> _SUPPLIED MATERIAL_
----------------

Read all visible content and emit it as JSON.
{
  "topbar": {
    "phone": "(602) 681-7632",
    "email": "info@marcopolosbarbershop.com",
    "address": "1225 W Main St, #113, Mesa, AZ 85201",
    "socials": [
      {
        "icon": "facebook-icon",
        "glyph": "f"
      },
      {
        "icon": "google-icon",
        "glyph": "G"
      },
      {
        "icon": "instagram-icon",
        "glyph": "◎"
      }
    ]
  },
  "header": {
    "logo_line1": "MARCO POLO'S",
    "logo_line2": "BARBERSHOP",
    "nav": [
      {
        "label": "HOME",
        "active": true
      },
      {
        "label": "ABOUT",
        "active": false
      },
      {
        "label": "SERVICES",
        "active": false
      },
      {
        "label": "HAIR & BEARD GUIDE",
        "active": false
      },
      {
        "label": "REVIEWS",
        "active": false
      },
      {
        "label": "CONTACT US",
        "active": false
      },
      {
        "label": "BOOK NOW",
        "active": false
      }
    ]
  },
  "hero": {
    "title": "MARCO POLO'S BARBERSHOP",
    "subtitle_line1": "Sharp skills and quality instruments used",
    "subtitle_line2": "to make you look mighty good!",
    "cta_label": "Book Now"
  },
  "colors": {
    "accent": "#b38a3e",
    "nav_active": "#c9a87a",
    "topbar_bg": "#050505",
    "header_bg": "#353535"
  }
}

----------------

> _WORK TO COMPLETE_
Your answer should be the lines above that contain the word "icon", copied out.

> _ANSWER SPACE_
        "icon": "facebook-icon",
        "icon": "google-icon",
        "icon": "instagram-icon",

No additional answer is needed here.